Humanity may generate more than 11 million tons of solid waste daily by the end of this century, barring significant reductions in population growth and material consumption, according to experts.
That mind-boggling large heap of trash expected by century end represents a three-fold increase in the amount of stuff people throw away today. In 1900, the world's 220 million urban residents tossed out fewer than 330,000 tons of trash daily, such as broken household items, packaging and food waste. That figure grew to 3.3 million tons of trash per day by 2000, according to an article published today in Nature.
Though some affluent countries have already hit their "peak" waste production, and are in the process of reducing how much waste they generate daily, the trash will pile up particularly high in the world's fast-urbanizing countries, said Daniel Hoornweg, an associate professor of energy systems at the University of Ontario in Oshawa, Canada, and the Nature article's lead author. The article describes projections of when various regions of the world will hit so-called "peak waste" under three scenarios of economic development.
Under the business-as-usual scenario, global peak waste occurs sometime after 2100, but "with lower populations, denser, more resource-efficient cities and less consumption (along with higher affluence), the peak could come forward to 2075 and reduce in intensity by more than 25 percent. This would save around (2.8 million tons) per day," he and colleagues write.
Waste peaks with higher affluence in part because people stop spending as much money on physical stuff and more on experiences, such as tickets to sporting events or a night out at the theater.
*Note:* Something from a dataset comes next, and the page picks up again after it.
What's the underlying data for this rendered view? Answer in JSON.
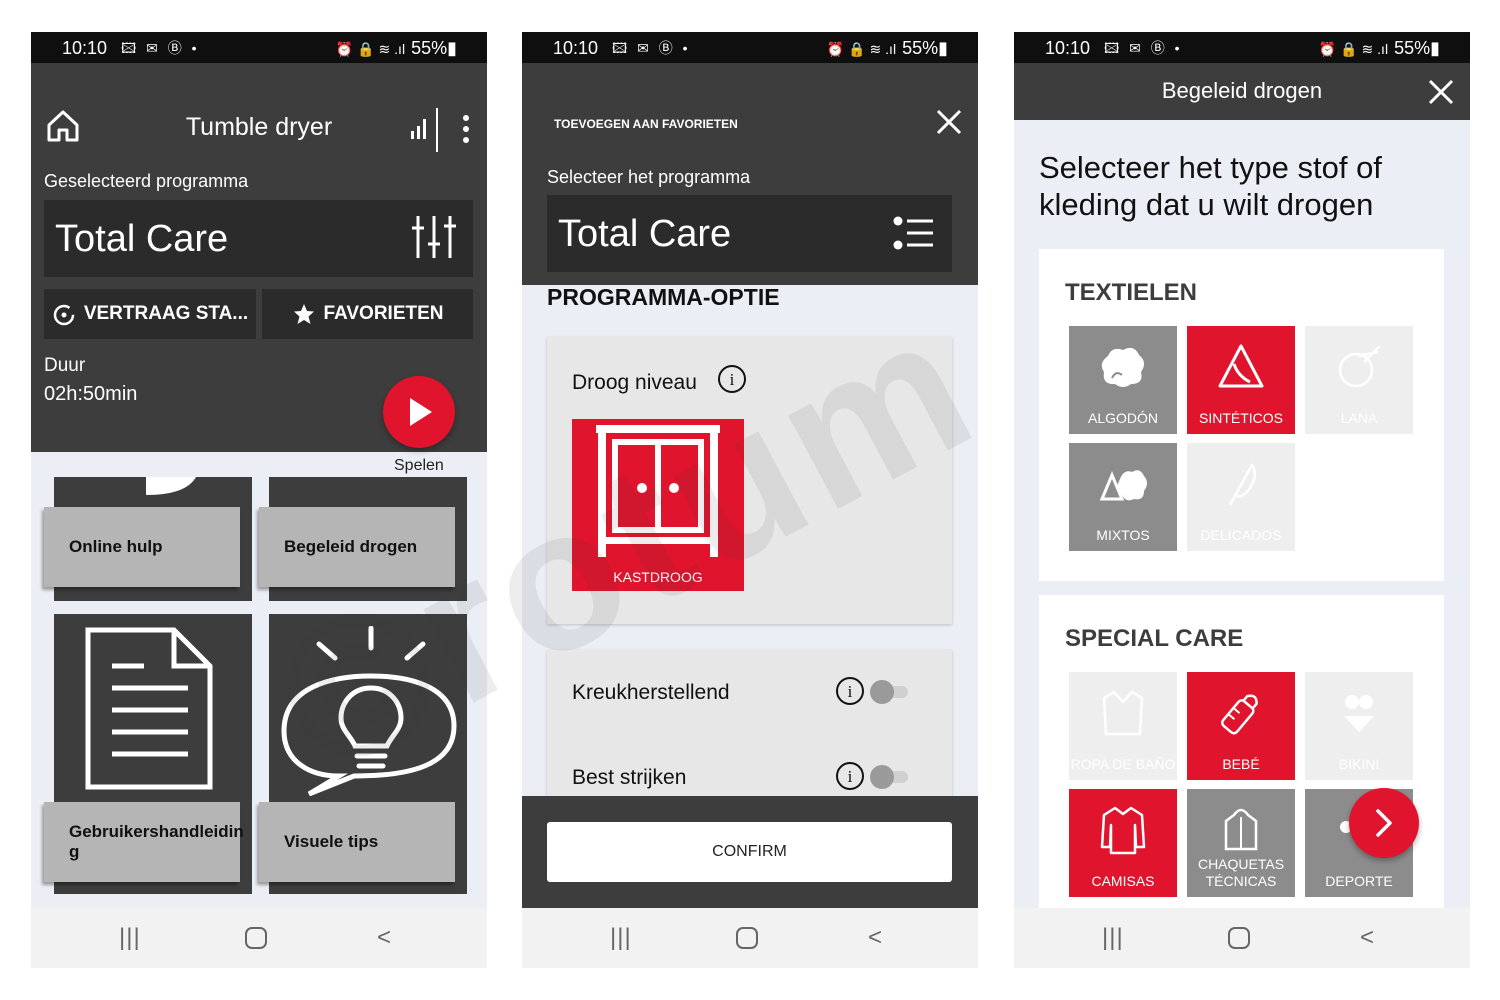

In fact, across much of the developed world, peak waste is already in the review mirror.
"Where all the (new) waste is coming from is the cities in those countries that are catching up to us in terms of affluence," Hoornweg told NBC News. "Right now the locus of solid waste growth is really China and East Asia." Waste growth there may stabilize around mid-century, then pick up in India and accelerate in sub-Saharan Africa toward the end of the century.
All this trash has already created a "waste crisis," said Antonis Mavropoulos, chair of the technical and scientific committee for the International Solid Waste Association (ISWA), an organization that advocates for the development of sustainable waste management services.
"According to ISWA's assessment, more than 50 percent of the Earth's population does not have access to the most elementary waste management service ... protecting at least human health from waste-related pathogens," he told NBC News in an email. Campaigns focused on food waste prevention, in particular, he added, could help prevent the "expected rapid increase in waste generation."
Hoornweg and colleagues define generated waste as anything taken to the curb such as junked appliances as well as cardboard boxes, beer bottles and soda cans for recycling and food scraps for composting. "It is the part of our lifestyle that is the most visible, but it is an incredibly powerful proxy for what is going on upstream in terms of our life," Hoornweg said.
It is correlated, for example, with the amount of coal burned to power factories, forests chopped to make cardboard packaging, and water polluted with the pesticides and nitrogen used to grow food. These activities, in turn, are related to the amount of greenhouse gases released to the atmosphere.
On the flipside, a reduction in waste reflects a reduction in energy consumption, greenhouse gas emissions, and water pollution. "This is one of those win-win … well I don't know how many wins in a row, but quite a few," Hoornweg noted.
And the best way to get to that multiple win is education, especially of women. "As you educate young girls, then the size of the family drops very quickly and you actually increase the quality of life," he said. "People stop having lots of children when they have confidence that in their senior years, they will be taken care of."
Other efforts at waste reduction such as zero-waste to landfill initiatives popular in the U.S. and Europe is "incredibly important" and "will stem the tide to some extent," he said, "but the tide is still coming because it is mainly a function of urban growth."
In addition to Hoornweg, co-authors of the Nature article include Perinaz Bhada-Tata, a solid waste consultant in Dubai, United Arab Emirates, and Chris Kennedy, a professor of civil engineering at the University of Toronto, Canada.
John Roach is a contributing writer for NBC News. To learn more about him, visit his website.